I was grateful that POB (partner of blogger) made everything. (I plated the food, arranged the table, seating, etc., and I do a lot of clean-up, lest you think that I am a total parasite.)
I was grateful that I bought good wine, knowing my father would bring $3.50 bottles from Trader Joe’s. He lost his sense of taste a while ago and thinks no one else can tell the difference.
Note the similarities in the underlying behaviors of my father and father-in-law, two men who are, as far as we know, genetically unrelated. Some unknown cross-pollination some generations back in the old country? Nah, old men and their wallets. Crow bars are often necessary to pry them open.
I am grateful that my father was able to make the event. He didn’t look so good and he had some tightness in his chest. Still, he felt good enough to push my every emotional button, so the new heart medication must be working. I wonder if my sister has spoken to my brother about Dad’s heart disease. Dad didn’t want to tell him because he lives so far away. “Why worry him?” (Maybe because you are 89 and have heart disease and he should come for a visit?) I could write a dissertation on this.
My aunt and uncle (my mother’s brother and wife) never respond to invitations. They just show up. And, they are usually up to an hour late. As they’ve gotten older, I worry after an hour, so I called. It seems that I used the wrong email addresses for them and they never received the emails about Thanksgiving. Of course, after spending the holiday together in my parents’ home or ours for over 40 years, you might expect that they would call or email if they received no information about the holiday. No, not even to make sure we were alive.

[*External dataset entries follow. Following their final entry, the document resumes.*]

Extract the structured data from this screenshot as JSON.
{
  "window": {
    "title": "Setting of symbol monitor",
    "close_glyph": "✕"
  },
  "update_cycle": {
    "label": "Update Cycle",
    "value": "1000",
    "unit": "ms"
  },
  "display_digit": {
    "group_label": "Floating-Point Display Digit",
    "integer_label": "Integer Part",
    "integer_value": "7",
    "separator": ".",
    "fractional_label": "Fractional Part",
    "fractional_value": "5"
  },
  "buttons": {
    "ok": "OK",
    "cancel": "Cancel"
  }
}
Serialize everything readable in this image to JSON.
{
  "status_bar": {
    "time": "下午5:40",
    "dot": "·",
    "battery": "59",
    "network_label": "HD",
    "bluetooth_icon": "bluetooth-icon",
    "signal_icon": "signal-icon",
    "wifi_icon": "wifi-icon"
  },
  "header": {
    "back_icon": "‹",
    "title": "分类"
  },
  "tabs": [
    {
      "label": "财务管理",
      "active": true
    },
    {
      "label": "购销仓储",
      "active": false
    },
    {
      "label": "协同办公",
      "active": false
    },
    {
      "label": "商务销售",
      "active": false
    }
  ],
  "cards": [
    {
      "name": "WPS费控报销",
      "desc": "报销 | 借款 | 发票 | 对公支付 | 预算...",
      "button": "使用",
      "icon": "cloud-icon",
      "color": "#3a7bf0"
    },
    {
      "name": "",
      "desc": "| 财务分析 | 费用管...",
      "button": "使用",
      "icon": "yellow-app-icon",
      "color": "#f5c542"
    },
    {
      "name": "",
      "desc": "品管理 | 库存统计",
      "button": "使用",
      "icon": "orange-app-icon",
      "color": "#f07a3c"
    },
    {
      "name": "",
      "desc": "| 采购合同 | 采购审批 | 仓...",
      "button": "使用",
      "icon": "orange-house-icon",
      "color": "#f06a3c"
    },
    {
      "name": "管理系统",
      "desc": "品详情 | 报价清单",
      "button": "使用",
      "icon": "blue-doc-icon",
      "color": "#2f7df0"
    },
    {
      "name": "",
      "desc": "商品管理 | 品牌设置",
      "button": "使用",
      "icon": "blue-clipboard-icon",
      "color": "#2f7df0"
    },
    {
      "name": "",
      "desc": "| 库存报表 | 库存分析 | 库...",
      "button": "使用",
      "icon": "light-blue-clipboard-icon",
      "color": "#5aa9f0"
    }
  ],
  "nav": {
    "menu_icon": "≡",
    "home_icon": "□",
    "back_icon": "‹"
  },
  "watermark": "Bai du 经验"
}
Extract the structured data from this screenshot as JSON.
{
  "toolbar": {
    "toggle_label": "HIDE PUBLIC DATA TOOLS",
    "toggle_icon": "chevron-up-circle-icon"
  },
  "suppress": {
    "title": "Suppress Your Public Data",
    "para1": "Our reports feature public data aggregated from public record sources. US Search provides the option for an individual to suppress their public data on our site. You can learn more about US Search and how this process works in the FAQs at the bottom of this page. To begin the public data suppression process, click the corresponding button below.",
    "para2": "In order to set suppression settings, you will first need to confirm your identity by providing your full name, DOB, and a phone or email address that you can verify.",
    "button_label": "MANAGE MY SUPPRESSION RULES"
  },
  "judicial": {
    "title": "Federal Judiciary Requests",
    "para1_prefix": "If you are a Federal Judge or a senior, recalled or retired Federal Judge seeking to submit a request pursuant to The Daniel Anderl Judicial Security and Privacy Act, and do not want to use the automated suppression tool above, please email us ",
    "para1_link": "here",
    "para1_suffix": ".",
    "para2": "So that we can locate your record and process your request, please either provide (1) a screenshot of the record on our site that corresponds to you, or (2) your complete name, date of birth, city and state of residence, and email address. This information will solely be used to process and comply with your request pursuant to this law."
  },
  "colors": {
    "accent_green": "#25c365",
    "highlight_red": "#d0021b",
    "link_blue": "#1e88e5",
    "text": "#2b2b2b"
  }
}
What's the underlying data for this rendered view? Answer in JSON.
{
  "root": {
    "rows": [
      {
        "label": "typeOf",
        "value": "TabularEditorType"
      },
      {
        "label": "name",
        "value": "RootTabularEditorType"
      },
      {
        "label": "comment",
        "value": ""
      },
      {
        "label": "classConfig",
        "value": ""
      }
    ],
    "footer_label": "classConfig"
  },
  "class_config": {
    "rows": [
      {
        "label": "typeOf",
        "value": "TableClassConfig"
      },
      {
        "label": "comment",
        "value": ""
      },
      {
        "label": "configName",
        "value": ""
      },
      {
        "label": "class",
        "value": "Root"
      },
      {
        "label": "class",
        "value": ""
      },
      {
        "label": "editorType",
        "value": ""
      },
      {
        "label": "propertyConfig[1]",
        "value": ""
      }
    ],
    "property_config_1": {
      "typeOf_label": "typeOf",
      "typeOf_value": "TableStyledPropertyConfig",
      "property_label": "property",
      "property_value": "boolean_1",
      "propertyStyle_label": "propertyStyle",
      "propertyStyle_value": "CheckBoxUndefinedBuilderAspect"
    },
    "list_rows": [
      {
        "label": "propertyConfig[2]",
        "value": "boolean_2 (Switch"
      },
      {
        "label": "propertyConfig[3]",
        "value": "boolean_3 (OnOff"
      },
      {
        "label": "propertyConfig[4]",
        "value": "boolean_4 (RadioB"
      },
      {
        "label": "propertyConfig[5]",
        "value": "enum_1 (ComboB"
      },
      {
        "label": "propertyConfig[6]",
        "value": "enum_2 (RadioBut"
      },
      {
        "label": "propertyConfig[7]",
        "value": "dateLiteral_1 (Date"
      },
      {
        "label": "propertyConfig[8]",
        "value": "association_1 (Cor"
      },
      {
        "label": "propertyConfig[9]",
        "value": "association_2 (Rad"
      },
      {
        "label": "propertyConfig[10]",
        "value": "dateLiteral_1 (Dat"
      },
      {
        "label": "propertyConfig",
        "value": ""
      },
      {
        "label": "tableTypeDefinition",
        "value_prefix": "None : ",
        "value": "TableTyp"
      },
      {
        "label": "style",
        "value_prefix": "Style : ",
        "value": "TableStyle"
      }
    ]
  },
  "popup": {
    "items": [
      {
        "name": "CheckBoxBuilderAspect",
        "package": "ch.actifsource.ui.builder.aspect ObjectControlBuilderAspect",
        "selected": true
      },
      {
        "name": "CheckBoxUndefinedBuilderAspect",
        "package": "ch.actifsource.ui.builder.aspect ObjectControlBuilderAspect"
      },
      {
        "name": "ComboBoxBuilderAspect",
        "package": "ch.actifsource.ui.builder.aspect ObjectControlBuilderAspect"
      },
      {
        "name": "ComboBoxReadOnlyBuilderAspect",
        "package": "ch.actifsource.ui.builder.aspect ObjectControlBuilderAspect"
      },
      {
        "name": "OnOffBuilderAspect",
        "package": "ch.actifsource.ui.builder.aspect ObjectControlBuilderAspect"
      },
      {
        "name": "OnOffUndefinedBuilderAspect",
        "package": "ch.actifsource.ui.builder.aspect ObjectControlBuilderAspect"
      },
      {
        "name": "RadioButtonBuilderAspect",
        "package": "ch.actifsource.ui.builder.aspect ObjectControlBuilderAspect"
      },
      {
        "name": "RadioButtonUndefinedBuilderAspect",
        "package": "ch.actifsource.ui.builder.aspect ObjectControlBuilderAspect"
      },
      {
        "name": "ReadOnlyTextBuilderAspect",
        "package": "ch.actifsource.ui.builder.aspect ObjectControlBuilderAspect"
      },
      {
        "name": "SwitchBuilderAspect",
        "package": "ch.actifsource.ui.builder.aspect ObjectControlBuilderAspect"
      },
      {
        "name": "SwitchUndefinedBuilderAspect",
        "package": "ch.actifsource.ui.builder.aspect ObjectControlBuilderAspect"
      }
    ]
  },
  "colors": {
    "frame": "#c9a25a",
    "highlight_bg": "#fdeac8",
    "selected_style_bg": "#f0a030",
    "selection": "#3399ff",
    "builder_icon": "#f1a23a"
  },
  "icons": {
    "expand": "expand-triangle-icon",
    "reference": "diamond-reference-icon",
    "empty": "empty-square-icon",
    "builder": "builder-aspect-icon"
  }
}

I of course was mortified and thought my mother would send a lightening bolt from Heaven that would singe the tips of my loafers, as if to say, “Tootsie, you know how they are. It IS your responsibility to carry them, if necessary, to a holiday event.” I was miserable with sadness and the knowledge that somewhere in the firmament, my mother was disappointed. Excuse me while I consider dignified ways to throw myself in front of a bus (it should be a new bus; not one that looks like it ran over another person already).
(Subsequently, my sister sent them emails to explain again what happen and to tell them I was overwhelmed with embarrassment. I think that made the peace. Rule No. 6 of Jewish Family Dysfunction: As long as you are inconsolable about the lapse, any hard feelings are assuaged.) Another time, I will go through Rules 1-5.
We had brisket instead of turkey (see the dissertation in my prior blog entry). It is part of our new movement, carnivoretarians (we eat what we like, without regard to people’s feelings and fervently-held beliefs). Carnivoretarians have a motto, “Save a Turkey, Eat a Brisket.”
True to our credo, we ate brisket, and, true to our American heritage, we ate all of the fixings that go along with a turkey dinner. The brisket was delicious.
We had lots of food which, as we know more and more about world hunger, made me a little sad and self-conscious. We sent things home with guests in faux Tupperware (that is, our stock of high-end take-out plastics). We brought food to our friends in Sag Harbor whom we visited Friday through Saturday night. Still we have so much.
I ended the day thankful that my family came and left, that we don’t celebrate Christmas so we have no cultural imperative to shop the next day for sales.
Thanksgiving has that way of starting out with unbounding hope and gratitude for the gifts in one’s life and ends in the narrow gratitude of an empty house, a running dishwasher and a comfy bed.
I was also thankful that this is not the first Thanksgiving without my mother. For a friend, this is her first Thanksgiving since burying her mother. The firsts of everything are so miserable that one has to stay so busy so as not to notice the holidays are happening. But memories creep in and the heart gets tight with sadness. Our mothers raised strong daughters, so we soldier on. May her mom rest in peace and her memory continue to be a blessing her life and the lives of her family.